§ What the exercise asks: Every record below is to be restated verbatim, though its images are not.

*** Opening of Dataset records ***

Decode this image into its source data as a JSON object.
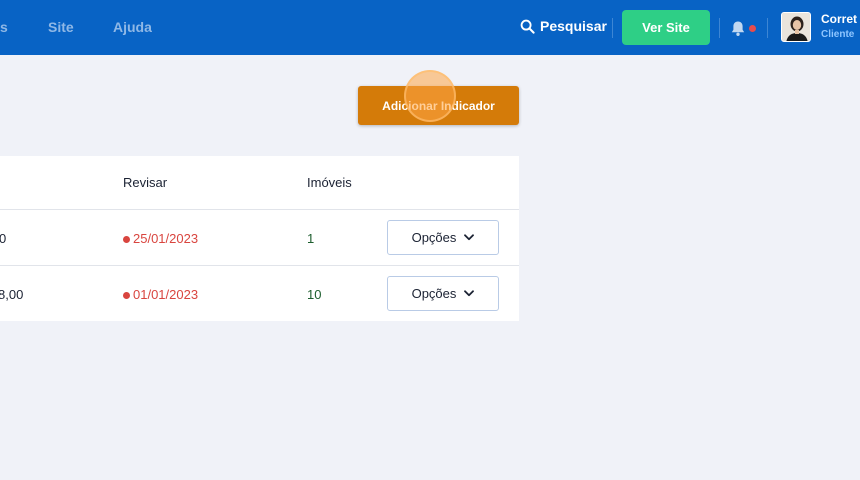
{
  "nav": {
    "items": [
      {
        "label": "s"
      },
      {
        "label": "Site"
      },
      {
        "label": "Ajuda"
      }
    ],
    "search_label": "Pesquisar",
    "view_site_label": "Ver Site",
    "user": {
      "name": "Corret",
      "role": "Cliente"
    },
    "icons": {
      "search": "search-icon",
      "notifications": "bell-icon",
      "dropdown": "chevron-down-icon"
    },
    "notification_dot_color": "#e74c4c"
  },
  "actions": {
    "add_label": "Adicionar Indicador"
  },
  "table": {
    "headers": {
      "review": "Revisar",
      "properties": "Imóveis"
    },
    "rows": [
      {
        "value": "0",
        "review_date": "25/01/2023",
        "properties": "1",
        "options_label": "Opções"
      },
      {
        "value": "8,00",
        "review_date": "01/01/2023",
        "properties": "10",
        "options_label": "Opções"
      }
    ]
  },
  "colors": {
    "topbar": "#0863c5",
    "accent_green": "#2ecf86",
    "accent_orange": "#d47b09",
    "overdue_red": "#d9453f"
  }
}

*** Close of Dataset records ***

§ Solution to the exercise:
Decode this image into its source data as a JSON object.
{
  "nav": {
    "items": [
      {
        "label": "s"
      },
      {
        "label": "Site"
      },
      {
        "label": "Ajuda"
      }
    ],
    "search_label": "Pesquisar",
    "view_site_label": "Ver Site",
    "user": {
      "name": "Corret",
      "role": "Cliente"
    },
    "icons": {
      "search": "search-icon",
      "notifications": "bell-icon",
      "dropdown": "chevron-down-icon"
    },
    "notification_dot_color": "#e74c4c"
  },
  "actions": {
    "add_label": "Adicionar Indicador"
  },
  "table": {
    "headers": {
      "review": "Revisar",
      "properties": "Imóveis"
    },
    "rows": [
      {
        "value": "0",
        "review_date": "25/01/2023",
        "properties": "1",
        "options_label": "Opções"
      },
      {
        "value": "8,00",
        "review_date": "01/01/2023",
        "properties": "10",
        "options_label": "Opções"
      }
    ]
  },
  "colors": {
    "topbar": "#0863c5",
    "accent_green": "#2ecf86",
    "accent_orange": "#d47b09",
    "overdue_red": "#d9453f"
  }
}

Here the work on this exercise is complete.